WHAT NEEDS TO BE DONE »
For each line in the records that contains "FALSE", make a copy.

DATA LISTING »
↓

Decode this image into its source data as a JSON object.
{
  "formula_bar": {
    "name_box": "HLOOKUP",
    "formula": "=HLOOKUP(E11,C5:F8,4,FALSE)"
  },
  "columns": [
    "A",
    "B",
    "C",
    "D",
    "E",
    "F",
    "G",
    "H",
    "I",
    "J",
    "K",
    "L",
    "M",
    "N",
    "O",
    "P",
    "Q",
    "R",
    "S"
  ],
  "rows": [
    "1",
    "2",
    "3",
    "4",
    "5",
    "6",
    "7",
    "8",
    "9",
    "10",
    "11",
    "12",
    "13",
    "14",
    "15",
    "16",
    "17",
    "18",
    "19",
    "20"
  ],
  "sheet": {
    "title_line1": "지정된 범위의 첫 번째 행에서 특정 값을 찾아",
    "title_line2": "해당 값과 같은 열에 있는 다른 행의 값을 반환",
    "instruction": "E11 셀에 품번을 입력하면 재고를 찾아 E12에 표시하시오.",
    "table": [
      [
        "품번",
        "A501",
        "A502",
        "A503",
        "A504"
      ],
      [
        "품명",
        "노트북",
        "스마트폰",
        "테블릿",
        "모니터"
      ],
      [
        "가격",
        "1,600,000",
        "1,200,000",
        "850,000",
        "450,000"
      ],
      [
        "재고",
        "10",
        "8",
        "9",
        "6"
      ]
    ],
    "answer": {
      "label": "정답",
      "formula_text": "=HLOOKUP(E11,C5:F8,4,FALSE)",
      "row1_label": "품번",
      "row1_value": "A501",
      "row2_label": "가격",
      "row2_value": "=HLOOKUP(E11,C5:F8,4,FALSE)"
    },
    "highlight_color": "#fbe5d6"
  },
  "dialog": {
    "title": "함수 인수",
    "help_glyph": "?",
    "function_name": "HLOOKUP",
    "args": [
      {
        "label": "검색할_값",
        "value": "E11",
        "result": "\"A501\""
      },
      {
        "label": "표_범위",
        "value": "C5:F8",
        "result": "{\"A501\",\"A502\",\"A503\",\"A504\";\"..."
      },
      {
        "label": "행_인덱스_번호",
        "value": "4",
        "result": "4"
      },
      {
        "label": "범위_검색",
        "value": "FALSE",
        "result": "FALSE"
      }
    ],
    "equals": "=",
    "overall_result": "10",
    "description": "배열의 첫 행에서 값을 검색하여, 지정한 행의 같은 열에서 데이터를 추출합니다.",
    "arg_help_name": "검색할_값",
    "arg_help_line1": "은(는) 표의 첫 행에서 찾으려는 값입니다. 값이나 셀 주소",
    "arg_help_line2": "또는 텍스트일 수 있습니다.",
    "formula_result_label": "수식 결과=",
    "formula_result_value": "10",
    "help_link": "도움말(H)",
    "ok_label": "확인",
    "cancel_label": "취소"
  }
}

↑

TASK RESPONSE »
    "formula": "=HLOOKUP(E11,C5:F8,4,FALSE)"
      "formula_text": "=HLOOKUP(E11,C5:F8,4,FALSE)",
      "row2_value": "=HLOOKUP(E11,C5:F8,4,FALSE)"
        "value": "FALSE",
        "result": "FALSE"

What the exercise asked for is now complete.